Instructions to follow >>
Using the listing, copy each whole line that features "question".

Input material >>
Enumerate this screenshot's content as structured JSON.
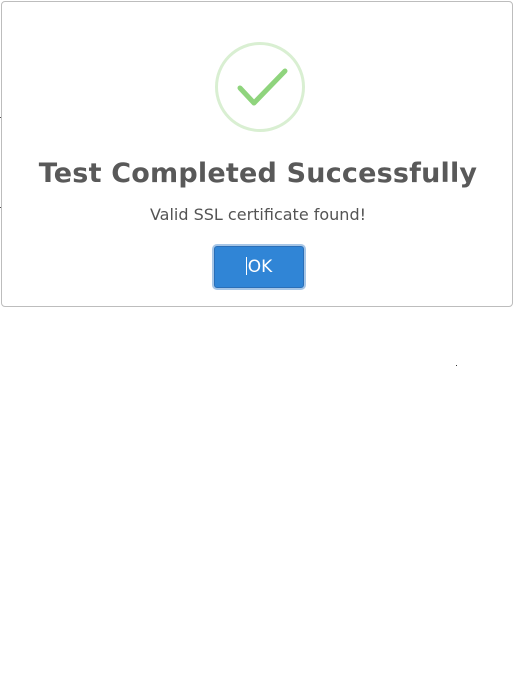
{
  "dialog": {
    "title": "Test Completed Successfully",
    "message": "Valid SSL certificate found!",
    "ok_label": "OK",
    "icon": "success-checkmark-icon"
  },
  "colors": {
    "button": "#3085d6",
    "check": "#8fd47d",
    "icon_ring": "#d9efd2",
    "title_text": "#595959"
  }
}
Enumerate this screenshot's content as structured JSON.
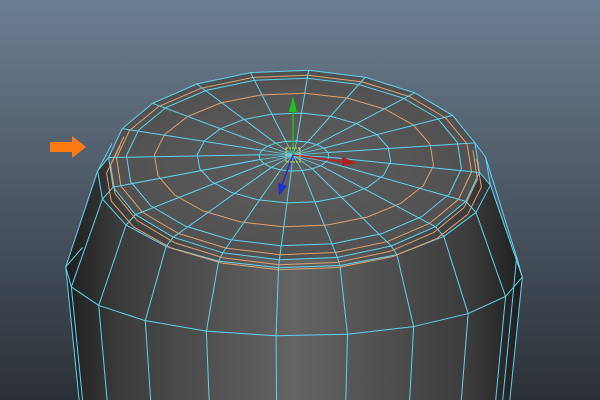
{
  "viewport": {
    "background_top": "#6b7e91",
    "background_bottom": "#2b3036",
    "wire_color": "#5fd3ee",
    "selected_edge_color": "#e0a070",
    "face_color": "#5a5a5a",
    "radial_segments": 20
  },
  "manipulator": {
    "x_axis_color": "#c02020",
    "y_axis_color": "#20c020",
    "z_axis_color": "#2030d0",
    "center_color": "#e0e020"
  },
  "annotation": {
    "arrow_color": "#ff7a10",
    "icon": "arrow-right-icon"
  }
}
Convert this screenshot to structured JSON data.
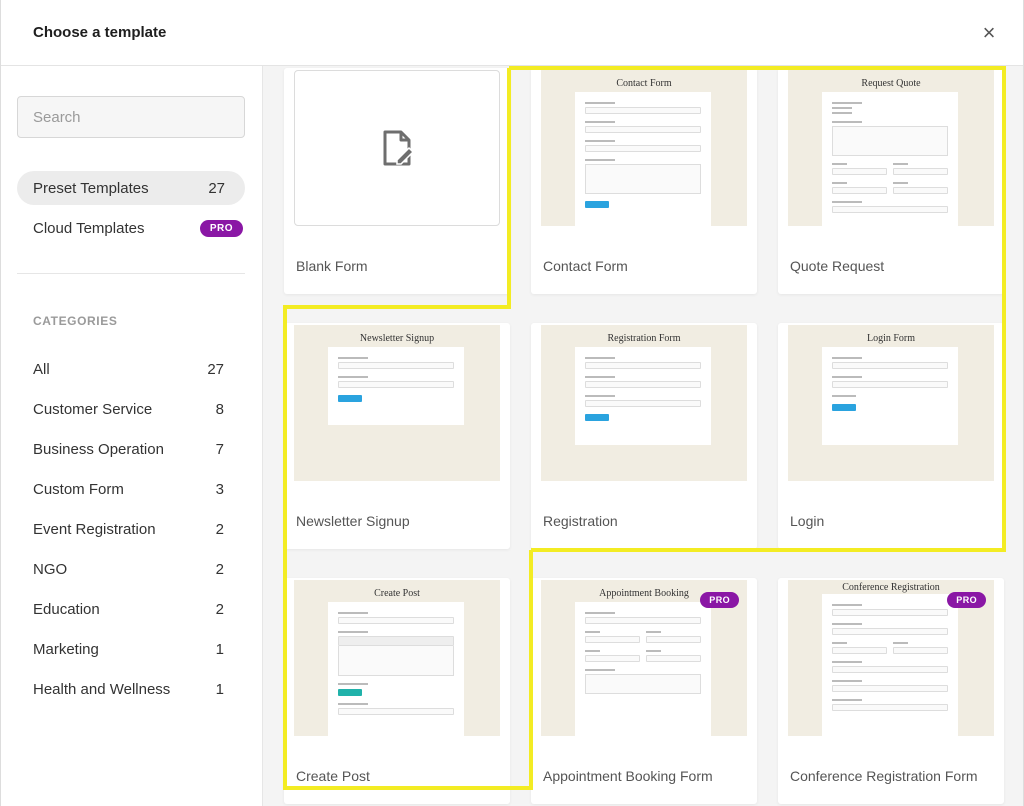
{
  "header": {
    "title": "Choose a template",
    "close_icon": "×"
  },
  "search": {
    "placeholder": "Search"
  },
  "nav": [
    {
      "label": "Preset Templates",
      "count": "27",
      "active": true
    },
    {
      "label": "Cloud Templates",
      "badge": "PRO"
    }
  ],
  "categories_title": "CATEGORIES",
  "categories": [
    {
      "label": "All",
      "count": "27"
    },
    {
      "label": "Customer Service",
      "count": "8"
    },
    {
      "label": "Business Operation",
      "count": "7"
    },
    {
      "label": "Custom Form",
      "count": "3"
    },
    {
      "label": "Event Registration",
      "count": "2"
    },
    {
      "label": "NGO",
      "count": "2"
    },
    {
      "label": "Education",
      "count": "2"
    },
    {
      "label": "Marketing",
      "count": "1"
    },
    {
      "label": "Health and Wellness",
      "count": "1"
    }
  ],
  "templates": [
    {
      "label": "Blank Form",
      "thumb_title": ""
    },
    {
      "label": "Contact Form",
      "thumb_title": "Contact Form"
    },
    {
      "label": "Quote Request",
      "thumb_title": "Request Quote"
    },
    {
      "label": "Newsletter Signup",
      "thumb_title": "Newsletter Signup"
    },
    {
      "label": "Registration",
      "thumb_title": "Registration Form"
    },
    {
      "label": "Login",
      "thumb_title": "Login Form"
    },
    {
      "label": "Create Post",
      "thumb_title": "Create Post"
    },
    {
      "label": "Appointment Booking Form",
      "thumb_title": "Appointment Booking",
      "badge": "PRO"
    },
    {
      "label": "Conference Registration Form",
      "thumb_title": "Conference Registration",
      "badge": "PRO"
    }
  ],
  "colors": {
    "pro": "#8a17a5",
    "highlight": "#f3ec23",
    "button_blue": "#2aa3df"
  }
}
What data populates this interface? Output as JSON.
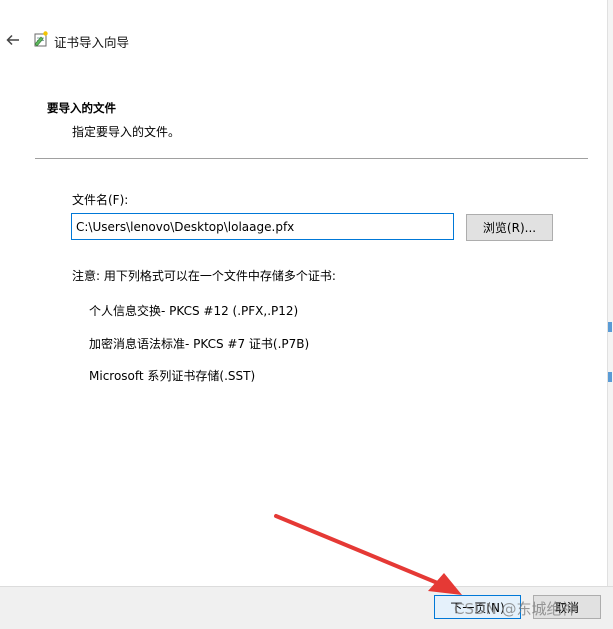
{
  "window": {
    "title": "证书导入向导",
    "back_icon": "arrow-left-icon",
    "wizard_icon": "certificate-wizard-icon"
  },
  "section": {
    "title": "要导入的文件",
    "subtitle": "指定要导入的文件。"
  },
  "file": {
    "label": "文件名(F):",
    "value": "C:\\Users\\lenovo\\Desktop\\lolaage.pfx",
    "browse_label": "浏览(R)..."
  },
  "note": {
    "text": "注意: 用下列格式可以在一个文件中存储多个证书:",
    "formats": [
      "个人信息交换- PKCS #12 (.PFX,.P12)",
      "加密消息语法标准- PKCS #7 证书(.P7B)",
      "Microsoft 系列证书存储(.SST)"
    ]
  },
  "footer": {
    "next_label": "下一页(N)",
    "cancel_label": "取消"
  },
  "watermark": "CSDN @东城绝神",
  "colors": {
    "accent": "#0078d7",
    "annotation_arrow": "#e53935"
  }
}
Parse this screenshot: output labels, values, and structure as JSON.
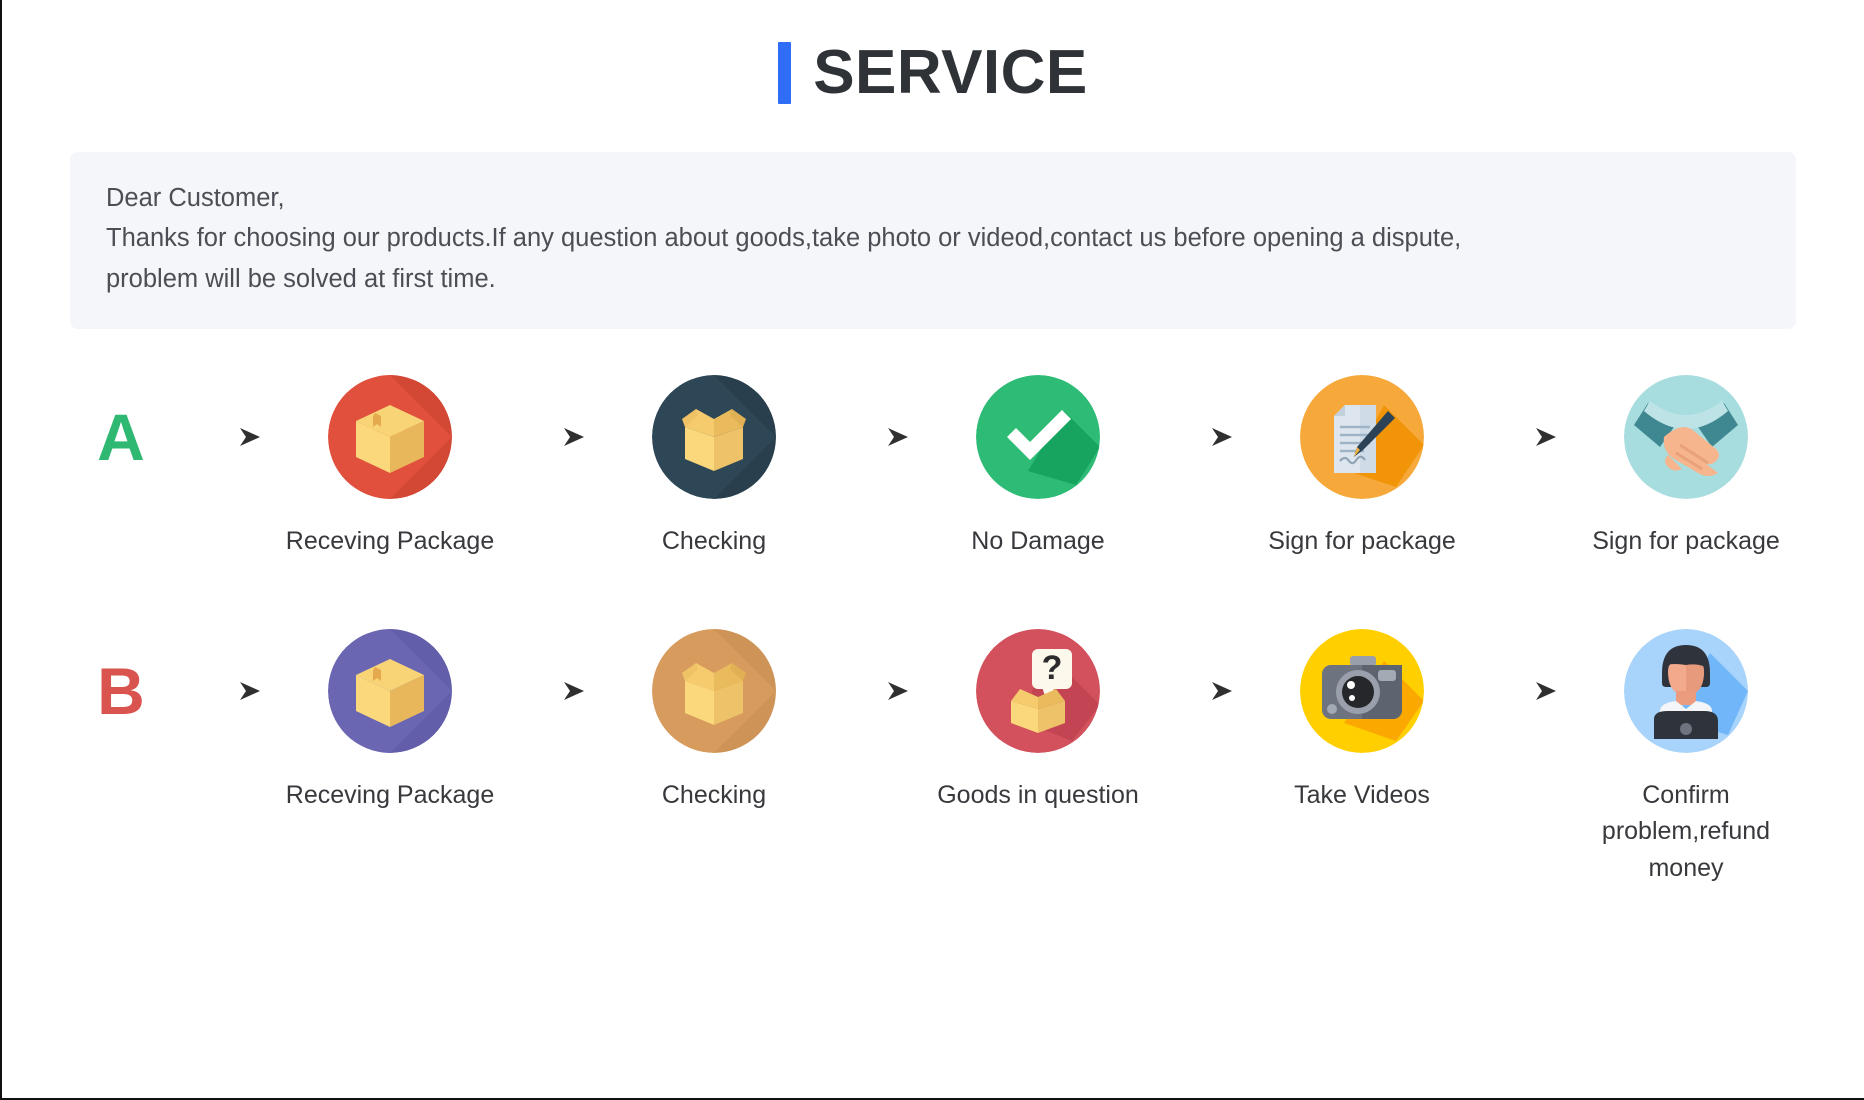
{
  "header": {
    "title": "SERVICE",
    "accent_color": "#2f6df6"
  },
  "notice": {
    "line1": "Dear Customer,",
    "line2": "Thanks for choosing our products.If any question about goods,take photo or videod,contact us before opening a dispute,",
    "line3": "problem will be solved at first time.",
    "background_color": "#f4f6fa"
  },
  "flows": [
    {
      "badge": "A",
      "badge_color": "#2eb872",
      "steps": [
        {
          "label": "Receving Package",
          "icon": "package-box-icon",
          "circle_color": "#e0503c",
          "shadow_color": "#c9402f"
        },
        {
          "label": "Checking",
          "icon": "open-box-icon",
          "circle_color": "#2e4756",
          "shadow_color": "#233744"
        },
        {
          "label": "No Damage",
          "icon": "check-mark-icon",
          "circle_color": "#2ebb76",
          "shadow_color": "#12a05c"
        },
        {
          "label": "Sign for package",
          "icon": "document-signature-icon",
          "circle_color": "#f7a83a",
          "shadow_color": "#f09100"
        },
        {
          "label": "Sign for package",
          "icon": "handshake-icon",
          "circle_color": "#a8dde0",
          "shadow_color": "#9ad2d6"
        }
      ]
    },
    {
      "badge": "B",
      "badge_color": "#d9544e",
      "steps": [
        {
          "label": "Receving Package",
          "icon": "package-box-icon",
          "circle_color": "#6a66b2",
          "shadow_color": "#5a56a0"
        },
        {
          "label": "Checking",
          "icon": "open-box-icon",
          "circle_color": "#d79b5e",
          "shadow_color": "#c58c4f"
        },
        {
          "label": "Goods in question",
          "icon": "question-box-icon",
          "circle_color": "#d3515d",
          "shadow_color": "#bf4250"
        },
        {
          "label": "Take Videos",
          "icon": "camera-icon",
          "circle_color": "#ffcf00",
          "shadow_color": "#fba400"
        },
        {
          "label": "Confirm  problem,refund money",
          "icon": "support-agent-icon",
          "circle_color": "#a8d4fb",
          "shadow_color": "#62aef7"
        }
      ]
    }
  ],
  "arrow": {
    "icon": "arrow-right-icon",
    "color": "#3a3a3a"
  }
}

Output below >>
    "line2": "Thanks for choosing our products.If any question about goods,take photo or videod,contact us before opening a dispute,",
          "label": "Goods in question",
          "icon": "question-box-icon",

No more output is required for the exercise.